= How to complete this task =
Every line of the following records that includes "JSON" should be copied.

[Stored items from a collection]
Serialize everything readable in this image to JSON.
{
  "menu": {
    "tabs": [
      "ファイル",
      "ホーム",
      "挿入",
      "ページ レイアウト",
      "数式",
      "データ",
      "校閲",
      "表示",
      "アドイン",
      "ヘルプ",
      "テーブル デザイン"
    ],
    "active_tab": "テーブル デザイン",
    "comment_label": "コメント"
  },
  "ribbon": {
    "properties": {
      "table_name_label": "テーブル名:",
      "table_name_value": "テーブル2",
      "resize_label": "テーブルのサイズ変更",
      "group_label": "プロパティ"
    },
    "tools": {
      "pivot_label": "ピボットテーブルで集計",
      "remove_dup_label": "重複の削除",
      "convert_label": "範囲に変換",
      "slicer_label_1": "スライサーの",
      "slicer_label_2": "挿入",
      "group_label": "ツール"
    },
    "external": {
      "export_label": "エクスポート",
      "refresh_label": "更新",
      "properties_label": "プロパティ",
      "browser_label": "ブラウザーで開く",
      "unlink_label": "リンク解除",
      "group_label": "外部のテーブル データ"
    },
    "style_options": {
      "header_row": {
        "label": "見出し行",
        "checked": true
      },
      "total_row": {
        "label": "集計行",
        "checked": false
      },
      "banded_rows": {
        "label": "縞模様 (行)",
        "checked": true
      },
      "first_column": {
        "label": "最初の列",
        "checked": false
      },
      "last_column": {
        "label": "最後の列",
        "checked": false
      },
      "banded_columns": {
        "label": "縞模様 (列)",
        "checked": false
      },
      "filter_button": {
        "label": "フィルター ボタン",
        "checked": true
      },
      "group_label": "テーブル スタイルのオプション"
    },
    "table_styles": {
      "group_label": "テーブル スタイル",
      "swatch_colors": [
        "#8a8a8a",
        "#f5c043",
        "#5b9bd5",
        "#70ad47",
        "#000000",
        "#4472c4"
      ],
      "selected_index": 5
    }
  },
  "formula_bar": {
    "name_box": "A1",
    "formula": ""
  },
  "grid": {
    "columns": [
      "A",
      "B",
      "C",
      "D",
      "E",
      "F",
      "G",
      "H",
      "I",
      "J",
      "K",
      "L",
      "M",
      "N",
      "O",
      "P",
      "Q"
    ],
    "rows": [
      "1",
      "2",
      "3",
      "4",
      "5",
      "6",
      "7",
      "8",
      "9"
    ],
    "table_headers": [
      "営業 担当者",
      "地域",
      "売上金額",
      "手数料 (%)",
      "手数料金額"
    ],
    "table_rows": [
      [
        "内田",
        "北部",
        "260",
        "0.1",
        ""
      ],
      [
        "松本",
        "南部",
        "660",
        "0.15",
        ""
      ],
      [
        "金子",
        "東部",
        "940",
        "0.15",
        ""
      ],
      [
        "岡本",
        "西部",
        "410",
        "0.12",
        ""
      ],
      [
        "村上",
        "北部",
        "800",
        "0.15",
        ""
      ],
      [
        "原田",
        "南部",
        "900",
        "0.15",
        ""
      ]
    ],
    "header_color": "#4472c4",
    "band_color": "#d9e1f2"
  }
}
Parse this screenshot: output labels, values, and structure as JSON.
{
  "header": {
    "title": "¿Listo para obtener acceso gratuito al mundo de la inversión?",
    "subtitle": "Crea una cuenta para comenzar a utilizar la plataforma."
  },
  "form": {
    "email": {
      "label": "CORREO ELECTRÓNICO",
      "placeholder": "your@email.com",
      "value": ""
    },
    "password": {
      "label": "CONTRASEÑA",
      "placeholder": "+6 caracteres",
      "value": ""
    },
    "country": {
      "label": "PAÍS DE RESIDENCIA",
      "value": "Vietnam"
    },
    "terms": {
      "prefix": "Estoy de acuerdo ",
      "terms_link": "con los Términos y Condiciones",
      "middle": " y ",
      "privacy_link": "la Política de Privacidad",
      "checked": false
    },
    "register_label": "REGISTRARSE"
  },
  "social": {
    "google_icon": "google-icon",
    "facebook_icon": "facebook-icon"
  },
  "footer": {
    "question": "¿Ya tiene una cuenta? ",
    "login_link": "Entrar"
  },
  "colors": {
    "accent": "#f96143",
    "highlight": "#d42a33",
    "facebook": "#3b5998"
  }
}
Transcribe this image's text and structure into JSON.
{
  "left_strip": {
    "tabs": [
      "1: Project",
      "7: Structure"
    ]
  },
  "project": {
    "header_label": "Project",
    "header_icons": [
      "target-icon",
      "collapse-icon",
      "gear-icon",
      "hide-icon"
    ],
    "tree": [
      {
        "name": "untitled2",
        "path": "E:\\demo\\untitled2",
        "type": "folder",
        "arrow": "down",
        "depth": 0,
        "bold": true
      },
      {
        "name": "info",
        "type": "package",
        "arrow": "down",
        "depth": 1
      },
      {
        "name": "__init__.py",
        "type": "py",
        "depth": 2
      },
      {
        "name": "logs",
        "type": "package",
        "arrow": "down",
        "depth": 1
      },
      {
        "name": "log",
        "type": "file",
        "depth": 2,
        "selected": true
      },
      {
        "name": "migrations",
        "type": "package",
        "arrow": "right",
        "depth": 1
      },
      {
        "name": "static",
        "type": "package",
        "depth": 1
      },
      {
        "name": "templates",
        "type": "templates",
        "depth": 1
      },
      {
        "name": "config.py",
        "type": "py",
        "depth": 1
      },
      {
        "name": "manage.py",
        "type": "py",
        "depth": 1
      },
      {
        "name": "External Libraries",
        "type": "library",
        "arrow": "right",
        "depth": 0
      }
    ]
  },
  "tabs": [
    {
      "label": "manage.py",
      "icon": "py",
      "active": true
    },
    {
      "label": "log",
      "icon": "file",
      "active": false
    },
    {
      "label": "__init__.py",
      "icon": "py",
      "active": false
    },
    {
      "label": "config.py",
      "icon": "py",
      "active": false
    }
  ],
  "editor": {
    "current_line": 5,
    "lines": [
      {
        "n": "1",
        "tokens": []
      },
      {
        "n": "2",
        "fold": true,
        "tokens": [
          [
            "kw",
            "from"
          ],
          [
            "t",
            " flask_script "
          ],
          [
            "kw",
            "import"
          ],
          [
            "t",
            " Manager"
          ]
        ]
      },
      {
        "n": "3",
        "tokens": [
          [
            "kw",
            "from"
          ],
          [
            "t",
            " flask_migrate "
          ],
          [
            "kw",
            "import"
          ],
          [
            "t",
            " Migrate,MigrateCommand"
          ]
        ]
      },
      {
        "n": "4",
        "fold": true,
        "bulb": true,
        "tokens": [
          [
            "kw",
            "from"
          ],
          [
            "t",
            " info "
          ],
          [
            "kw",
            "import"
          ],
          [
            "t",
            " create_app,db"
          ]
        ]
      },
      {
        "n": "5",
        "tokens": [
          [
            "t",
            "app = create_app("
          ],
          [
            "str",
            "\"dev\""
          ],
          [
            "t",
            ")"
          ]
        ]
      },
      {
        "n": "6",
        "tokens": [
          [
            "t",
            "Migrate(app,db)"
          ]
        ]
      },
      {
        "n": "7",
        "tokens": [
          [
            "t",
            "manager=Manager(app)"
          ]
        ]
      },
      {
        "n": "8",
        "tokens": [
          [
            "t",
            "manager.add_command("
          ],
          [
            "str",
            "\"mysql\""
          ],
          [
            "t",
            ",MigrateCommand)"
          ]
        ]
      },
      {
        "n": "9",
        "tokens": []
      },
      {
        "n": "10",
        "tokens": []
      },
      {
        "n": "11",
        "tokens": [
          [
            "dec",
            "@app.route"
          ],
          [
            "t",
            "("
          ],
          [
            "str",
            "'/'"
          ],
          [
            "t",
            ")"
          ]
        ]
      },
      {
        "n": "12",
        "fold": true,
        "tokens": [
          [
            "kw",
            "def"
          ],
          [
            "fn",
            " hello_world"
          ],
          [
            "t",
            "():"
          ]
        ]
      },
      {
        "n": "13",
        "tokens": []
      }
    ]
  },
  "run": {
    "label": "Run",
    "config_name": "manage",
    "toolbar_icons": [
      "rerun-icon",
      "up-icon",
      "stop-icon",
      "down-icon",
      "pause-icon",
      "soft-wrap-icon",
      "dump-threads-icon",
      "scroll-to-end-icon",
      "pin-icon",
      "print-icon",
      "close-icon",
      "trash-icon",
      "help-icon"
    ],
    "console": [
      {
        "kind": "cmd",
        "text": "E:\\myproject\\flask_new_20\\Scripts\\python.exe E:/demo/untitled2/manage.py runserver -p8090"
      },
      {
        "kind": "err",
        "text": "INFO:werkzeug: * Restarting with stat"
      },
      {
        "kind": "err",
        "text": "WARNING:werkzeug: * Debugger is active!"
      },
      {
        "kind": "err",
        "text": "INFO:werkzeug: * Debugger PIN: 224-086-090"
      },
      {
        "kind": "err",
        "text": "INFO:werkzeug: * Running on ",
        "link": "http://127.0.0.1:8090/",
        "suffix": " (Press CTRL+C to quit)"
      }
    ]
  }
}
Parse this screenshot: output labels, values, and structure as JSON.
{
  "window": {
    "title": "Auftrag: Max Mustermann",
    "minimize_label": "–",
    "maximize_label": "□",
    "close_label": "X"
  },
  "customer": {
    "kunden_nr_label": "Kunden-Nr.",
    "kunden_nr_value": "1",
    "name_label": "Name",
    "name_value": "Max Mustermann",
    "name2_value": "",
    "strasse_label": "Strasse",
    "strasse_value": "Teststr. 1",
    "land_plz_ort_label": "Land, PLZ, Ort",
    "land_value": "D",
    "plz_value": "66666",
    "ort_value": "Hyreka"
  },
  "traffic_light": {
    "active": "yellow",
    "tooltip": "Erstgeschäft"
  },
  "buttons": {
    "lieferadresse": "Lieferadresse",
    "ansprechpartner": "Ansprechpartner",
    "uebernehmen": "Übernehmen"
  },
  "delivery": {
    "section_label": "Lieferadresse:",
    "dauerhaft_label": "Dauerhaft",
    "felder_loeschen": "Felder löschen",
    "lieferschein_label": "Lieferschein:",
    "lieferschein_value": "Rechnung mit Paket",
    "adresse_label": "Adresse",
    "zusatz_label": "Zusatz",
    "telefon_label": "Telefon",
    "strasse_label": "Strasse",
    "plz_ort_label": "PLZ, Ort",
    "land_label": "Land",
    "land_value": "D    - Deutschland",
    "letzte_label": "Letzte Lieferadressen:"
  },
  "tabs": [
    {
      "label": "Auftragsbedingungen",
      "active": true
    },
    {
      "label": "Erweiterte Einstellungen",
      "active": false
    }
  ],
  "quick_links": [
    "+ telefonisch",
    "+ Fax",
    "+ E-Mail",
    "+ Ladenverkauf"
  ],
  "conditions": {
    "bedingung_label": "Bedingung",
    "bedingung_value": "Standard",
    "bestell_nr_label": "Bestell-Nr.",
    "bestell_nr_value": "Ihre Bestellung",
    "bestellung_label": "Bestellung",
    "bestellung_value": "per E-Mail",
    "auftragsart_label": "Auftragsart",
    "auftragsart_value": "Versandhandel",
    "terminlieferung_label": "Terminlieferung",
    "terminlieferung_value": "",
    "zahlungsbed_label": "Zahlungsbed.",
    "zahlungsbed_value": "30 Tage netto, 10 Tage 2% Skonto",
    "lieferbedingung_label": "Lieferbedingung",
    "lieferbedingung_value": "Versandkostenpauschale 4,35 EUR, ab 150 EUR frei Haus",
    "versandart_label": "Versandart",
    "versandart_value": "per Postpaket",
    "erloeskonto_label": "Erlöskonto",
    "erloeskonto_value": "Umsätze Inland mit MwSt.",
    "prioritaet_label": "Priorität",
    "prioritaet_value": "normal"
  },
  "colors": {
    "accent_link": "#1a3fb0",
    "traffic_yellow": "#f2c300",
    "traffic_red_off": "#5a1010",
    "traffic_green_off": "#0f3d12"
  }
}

= Written reply =
Serialize everything readable in this image to JSON.
Parse this screenshot: output labels, values, and structure as JSON.
Transcribe this image's text and structure into JSON.
Parse this screenshot: output labels, values, and structure as JSON.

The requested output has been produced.